== Exercise objective ==
Return the entries exactly. Images are not part of the copy.

::: The records

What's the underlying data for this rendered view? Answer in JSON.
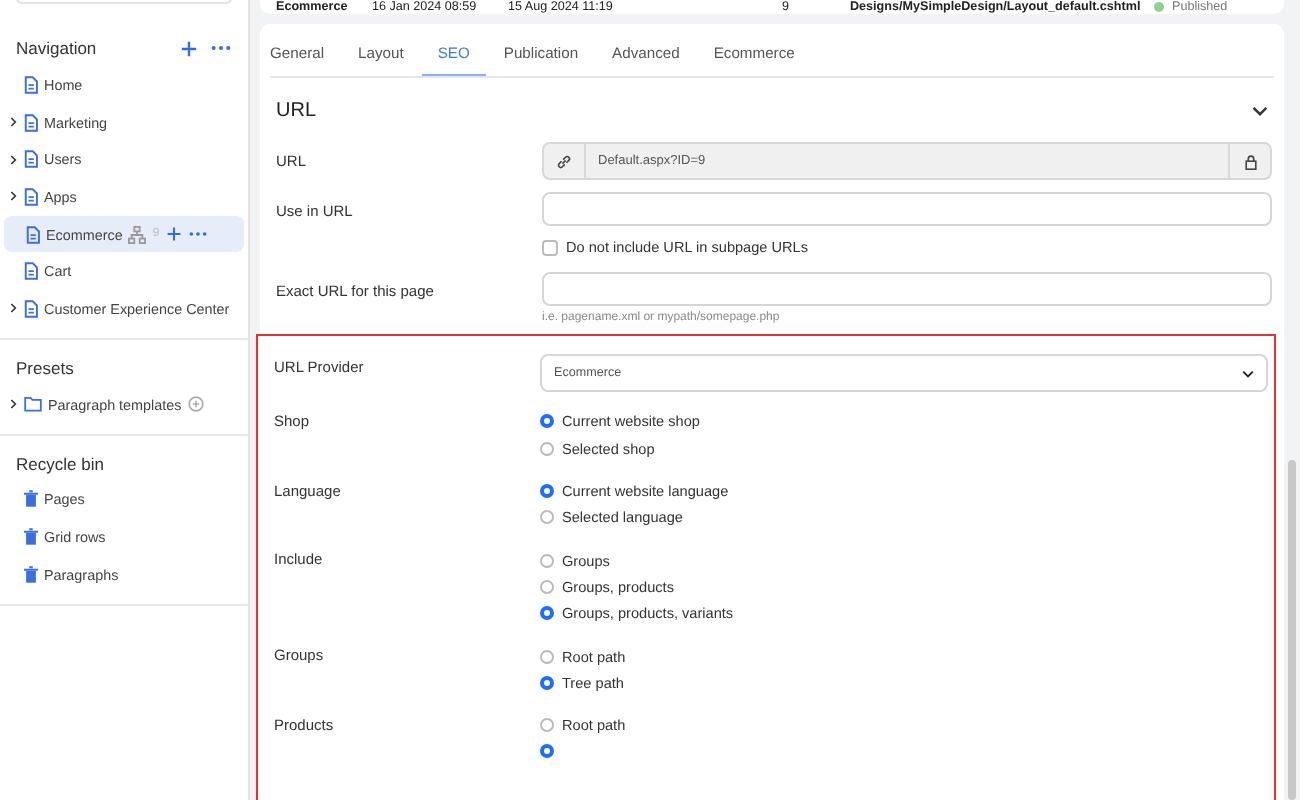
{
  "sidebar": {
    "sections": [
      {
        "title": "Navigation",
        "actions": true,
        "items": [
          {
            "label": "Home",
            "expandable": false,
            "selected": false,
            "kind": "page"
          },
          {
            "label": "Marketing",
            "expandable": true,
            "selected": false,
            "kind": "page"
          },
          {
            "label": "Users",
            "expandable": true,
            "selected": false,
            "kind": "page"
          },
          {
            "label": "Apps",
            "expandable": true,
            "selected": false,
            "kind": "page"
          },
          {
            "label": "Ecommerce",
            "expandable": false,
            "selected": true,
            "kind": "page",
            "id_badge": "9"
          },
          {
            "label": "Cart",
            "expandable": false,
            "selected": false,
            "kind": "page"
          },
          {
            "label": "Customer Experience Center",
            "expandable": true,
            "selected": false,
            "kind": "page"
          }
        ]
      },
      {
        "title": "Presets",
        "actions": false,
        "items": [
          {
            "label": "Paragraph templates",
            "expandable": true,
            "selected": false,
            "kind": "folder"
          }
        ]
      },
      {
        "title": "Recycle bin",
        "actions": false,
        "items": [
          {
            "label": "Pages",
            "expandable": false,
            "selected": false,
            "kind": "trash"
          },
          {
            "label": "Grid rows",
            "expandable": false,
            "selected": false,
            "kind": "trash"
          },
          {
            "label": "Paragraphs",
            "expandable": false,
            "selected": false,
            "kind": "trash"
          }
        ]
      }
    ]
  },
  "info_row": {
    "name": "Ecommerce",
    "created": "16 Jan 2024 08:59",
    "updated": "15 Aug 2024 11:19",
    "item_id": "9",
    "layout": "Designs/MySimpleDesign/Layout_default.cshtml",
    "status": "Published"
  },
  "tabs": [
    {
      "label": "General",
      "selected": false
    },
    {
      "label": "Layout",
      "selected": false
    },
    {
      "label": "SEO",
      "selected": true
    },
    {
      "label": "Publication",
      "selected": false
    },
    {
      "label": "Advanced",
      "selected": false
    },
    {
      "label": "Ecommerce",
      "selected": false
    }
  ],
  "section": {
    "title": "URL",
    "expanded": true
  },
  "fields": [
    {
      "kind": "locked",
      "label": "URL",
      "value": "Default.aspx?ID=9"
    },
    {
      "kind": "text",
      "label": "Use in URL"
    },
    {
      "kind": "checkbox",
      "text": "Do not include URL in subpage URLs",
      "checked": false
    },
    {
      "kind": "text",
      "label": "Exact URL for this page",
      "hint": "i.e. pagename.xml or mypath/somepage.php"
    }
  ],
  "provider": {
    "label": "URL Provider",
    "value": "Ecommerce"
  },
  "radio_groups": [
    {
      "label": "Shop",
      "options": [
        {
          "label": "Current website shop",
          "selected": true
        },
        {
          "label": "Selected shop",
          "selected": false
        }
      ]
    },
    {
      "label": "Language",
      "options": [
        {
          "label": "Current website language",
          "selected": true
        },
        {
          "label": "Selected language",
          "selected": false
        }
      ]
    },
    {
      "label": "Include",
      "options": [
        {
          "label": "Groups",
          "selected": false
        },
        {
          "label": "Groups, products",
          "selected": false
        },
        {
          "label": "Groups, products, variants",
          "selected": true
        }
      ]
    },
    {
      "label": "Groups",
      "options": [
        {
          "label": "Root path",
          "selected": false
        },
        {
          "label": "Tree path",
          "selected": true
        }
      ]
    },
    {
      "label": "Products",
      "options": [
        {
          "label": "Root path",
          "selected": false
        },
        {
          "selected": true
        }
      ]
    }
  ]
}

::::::

== Result of the task ==
What's the underlying data for this rendered view? Answer in JSON.
{
  "sidebar": {
    "sections": [
      {
        "title": "Navigation",
        "actions": true,
        "items": [
          {
            "label": "Home",
            "expandable": false,
            "selected": false,
            "kind": "page"
          },
          {
            "label": "Marketing",
            "expandable": true,
            "selected": false,
            "kind": "page"
          },
          {
            "label": "Users",
            "expandable": true,
            "selected": false,
            "kind": "page"
          },
          {
            "label": "Apps",
            "expandable": true,
            "selected": false,
            "kind": "page"
          },
          {
            "label": "Ecommerce",
            "expandable": false,
            "selected": true,
            "kind": "page",
            "id_badge": "9"
          },
          {
            "label": "Cart",
            "expandable": false,
            "selected": false,
            "kind": "page"
          },
          {
            "label": "Customer Experience Center",
            "expandable": true,
            "selected": false,
            "kind": "page"
          }
        ]
      },
      {
        "title": "Presets",
        "actions": false,
        "items": [
          {
            "label": "Paragraph templates",
            "expandable": true,
            "selected": false,
            "kind": "folder"
          }
        ]
      },
      {
        "title": "Recycle bin",
        "actions": false,
        "items": [
          {
            "label": "Pages",
            "expandable": false,
            "selected": false,
            "kind": "trash"
          },
          {
            "label": "Grid rows",
            "expandable": false,
            "selected": false,
            "kind": "trash"
          },
          {
            "label": "Paragraphs",
            "expandable": false,
            "selected": false,
            "kind": "trash"
          }
        ]
      }
    ]
  },
  "info_row": {
    "name": "Ecommerce",
    "created": "16 Jan 2024 08:59",
    "updated": "15 Aug 2024 11:19",
    "item_id": "9",
    "layout": "Designs/MySimpleDesign/Layout_default.cshtml",
    "status": "Published"
  },
  "tabs": [
    {
      "label": "General",
      "selected": false
    },
    {
      "label": "Layout",
      "selected": false
    },
    {
      "label": "SEO",
      "selected": true
    },
    {
      "label": "Publication",
      "selected": false
    },
    {
      "label": "Advanced",
      "selected": false
    },
    {
      "label": "Ecommerce",
      "selected": false
    }
  ],
  "section": {
    "title": "URL",
    "expanded": true
  },
  "fields": [
    {
      "kind": "locked",
      "label": "URL",
      "value": "Default.aspx?ID=9"
    },
    {
      "kind": "text",
      "label": "Use in URL"
    },
    {
      "kind": "checkbox",
      "text": "Do not include URL in subpage URLs",
      "checked": false
    },
    {
      "kind": "text",
      "label": "Exact URL for this page",
      "hint": "i.e. pagename.xml or mypath/somepage.php"
    }
  ],
  "provider": {
    "label": "URL Provider",
    "value": "Ecommerce"
  },
  "radio_groups": [
    {
      "label": "Shop",
      "options": [
        {
          "label": "Current website shop",
          "selected": true
        },
        {
          "label": "Selected shop",
          "selected": false
        }
      ]
    },
    {
      "label": "Language",
      "options": [
        {
          "label": "Current website language",
          "selected": true
        },
        {
          "label": "Selected language",
          "selected": false
        }
      ]
    },
    {
      "label": "Include",
      "options": [
        {
          "label": "Groups",
          "selected": false
        },
        {
          "label": "Groups, products",
          "selected": false
        },
        {
          "label": "Groups, products, variants",
          "selected": true
        }
      ]
    },
    {
      "label": "Groups",
      "options": [
        {
          "label": "Root path",
          "selected": false
        },
        {
          "label": "Tree path",
          "selected": true
        }
      ]
    },
    {
      "label": "Products",
      "options": [
        {
          "label": "Root path",
          "selected": false
        },
        {
          "selected": true
        }
      ]
    }
  ]
}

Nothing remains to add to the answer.